Kueng and Thao are also charged with failing to intervene to stop Chauvin during the May 25, 2020, killing.

The defense says the officers were not trained properly and didn’t willfully violate Floyd’s rights.

Court convened at 9:06 a.m. Wednesday and Judge Paul Magnuson read jury instructions. He explained each charge to the jurors and emphasized that they’re each separate from the others.

He also removed the two remaining alternate jurors but didn’t excuse them from duty yet. They were allowed to leave the courthouse but are on-call and would fill in if one of the jurors got sick during deliberations. In that event, deliberations would have to restart, court staff say.

At 9:53 a.m., Magnuson sent jurors out to begin deliberations.

After jurors left, Kueng’s attorney, Thomas Plunkett, asked for a mistrial. Judge Magnuson noted that Plunkett asked for a mistrial and cited prosecutorial misconduct multiple times.
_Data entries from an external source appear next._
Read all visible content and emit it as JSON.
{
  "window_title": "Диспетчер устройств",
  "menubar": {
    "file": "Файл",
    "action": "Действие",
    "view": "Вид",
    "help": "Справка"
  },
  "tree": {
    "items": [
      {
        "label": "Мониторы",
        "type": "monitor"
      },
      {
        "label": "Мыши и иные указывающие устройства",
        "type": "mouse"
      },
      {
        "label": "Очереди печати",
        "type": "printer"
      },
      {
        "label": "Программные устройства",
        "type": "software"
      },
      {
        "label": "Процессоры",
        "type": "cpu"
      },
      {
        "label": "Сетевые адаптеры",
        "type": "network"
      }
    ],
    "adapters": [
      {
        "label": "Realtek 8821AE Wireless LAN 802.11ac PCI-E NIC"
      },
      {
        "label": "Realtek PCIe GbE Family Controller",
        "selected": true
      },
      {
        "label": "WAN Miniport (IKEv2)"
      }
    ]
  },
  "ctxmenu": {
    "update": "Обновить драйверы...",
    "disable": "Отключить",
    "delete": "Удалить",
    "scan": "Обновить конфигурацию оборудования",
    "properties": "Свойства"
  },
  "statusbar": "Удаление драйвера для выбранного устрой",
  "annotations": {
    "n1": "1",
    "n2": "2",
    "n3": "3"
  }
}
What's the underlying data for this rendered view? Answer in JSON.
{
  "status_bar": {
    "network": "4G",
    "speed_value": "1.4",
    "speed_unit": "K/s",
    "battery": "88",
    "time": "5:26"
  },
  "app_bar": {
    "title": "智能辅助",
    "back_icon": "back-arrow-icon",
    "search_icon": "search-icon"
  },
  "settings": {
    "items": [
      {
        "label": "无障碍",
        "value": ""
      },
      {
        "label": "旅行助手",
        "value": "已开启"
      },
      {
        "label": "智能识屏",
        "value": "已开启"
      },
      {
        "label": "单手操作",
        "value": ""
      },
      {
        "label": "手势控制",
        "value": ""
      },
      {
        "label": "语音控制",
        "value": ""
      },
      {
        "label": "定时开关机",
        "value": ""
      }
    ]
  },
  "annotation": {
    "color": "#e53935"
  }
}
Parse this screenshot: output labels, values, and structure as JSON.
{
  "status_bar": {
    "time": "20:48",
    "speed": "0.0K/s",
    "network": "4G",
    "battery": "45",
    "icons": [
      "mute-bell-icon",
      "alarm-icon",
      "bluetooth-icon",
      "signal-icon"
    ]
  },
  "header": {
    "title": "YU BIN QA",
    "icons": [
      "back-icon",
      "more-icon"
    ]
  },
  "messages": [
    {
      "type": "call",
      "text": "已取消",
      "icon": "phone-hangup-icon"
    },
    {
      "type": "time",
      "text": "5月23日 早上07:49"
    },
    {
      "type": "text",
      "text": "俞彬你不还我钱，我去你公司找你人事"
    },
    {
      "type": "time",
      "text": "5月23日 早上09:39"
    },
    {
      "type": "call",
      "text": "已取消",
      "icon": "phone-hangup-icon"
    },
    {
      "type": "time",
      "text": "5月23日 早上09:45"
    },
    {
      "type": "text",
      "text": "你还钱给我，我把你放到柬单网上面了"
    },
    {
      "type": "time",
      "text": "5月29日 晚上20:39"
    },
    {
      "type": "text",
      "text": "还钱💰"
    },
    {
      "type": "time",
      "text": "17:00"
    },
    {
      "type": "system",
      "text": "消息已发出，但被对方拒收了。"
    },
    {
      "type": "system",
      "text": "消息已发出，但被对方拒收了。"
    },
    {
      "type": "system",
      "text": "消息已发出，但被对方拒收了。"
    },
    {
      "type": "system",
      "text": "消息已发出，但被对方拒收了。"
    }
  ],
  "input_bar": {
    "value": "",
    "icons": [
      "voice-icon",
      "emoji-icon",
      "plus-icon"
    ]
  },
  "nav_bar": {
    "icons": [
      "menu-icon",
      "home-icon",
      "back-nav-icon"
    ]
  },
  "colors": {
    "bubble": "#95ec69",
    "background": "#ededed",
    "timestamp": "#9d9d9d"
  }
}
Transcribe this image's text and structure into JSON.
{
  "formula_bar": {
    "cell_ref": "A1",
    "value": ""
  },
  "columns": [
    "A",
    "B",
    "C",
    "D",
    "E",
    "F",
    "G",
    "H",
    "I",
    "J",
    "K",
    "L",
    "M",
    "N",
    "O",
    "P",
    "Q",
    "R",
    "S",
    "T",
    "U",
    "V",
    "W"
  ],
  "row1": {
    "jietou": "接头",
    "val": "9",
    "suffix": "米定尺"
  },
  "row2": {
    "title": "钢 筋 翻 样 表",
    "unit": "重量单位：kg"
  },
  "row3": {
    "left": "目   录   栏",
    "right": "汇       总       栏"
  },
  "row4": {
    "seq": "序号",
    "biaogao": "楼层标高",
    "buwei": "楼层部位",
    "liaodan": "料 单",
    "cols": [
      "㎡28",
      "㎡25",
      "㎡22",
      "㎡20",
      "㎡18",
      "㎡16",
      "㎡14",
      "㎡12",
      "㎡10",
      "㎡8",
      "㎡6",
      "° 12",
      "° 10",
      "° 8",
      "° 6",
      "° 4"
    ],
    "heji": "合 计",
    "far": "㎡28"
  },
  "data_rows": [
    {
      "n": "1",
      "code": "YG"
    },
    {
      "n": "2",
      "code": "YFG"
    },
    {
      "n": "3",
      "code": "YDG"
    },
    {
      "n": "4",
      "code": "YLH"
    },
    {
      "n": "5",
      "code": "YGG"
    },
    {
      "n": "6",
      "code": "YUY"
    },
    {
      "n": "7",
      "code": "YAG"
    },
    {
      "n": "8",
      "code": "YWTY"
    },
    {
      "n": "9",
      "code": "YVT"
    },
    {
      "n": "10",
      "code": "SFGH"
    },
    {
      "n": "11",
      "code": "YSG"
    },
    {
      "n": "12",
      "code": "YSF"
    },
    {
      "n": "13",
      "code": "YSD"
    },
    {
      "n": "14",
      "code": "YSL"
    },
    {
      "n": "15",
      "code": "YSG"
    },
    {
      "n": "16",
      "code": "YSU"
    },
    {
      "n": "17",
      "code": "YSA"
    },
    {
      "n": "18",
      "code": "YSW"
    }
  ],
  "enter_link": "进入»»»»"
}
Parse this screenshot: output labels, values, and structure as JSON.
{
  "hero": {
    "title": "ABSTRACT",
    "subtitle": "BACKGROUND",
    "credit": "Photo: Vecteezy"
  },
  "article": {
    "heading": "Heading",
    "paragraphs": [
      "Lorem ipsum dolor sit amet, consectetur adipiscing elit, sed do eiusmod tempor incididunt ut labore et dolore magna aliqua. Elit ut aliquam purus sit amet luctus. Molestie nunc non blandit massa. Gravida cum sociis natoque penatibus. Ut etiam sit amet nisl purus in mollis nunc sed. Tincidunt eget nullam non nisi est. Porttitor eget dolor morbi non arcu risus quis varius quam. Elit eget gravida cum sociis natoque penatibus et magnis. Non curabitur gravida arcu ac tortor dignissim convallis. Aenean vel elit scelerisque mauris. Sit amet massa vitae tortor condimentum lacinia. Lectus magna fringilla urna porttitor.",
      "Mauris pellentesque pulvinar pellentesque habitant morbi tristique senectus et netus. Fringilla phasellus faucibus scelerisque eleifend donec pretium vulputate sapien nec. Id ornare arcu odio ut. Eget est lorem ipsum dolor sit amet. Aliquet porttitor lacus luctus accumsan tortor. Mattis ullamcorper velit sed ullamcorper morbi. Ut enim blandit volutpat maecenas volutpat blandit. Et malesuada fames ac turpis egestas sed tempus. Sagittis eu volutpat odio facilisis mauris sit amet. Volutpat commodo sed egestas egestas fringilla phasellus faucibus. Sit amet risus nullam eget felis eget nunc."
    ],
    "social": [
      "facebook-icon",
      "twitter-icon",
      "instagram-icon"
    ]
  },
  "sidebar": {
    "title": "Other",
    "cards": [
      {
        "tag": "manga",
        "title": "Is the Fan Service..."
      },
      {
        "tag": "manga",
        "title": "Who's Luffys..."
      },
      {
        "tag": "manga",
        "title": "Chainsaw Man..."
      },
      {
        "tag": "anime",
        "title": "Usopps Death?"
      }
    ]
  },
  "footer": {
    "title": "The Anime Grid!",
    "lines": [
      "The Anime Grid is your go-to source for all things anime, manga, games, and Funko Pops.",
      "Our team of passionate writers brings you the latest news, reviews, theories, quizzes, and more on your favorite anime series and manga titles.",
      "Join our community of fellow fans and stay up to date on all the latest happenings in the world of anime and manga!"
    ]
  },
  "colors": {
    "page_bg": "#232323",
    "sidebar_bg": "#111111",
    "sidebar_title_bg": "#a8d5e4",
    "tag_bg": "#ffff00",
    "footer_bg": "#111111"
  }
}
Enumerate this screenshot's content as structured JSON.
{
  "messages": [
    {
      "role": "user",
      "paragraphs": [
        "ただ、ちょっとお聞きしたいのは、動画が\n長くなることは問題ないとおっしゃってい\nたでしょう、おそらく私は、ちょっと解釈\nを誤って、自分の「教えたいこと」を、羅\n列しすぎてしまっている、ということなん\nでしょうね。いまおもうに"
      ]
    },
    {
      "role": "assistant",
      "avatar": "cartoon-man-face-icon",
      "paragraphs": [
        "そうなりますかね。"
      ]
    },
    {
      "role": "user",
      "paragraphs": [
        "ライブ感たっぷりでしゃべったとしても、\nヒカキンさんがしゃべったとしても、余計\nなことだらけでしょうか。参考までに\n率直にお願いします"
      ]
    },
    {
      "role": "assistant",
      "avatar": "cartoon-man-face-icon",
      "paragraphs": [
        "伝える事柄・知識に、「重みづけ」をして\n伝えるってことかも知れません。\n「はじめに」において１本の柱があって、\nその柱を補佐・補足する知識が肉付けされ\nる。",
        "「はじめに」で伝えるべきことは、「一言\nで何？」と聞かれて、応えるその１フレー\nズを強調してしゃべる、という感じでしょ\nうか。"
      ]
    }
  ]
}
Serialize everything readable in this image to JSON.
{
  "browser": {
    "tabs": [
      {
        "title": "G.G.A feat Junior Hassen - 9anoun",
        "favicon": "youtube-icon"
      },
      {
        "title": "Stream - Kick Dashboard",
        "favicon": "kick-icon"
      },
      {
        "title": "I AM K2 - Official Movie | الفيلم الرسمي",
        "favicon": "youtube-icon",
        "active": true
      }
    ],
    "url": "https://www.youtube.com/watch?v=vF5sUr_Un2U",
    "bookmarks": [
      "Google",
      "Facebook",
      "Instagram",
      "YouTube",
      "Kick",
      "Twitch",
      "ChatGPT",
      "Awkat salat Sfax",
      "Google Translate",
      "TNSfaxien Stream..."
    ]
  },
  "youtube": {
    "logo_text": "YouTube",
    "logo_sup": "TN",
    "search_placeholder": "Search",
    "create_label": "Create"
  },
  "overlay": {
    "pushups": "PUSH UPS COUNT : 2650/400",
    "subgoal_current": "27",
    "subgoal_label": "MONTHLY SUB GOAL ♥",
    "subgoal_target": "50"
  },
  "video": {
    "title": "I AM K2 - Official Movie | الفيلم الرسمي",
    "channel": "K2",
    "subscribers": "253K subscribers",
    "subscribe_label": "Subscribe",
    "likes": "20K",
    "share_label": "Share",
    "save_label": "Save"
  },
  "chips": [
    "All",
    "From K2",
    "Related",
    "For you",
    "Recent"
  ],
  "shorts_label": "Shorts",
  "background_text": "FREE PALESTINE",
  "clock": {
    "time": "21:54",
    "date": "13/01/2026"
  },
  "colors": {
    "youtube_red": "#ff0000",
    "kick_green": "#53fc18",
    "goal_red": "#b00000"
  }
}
He told Plunkett to formally submit his request in written form and will give prosecutors the chance to respond.

The judge and attorneys all left the courtroom at 10 a.m.

Courteney Ross, Floyd’s girlfriend, gave the following statement after the jury started deliberating Wednesday morning:

“It’s been a long month … my heart is with Floyd … the prosecution has led an excellent case … if I was a juror, they’d come back guilty … they never rendered aid to Floyd … it was clear to see.”

As jurors began deliberating Wednesday, the judge in the case of the three former Minneapolis police officers charged with violating George Floyd’s civil rights took a step to protect the jurors’ identity.

Judge Paul Magnuson signed an order sealing juror questionnaires and other juror records for at least 10 years.

“The significant public attention this trial has generated, combined with the Court’s assurances to prospective jurors that the information would not be released, mandate such sealing,” the document signed by Magnuson states.

Jurors are still able to speak publicly about the case after a verdict is returned if they desire.

Deliberations are set to continue until 5 p.m. The jurors haven’t yet asked the judge any questions.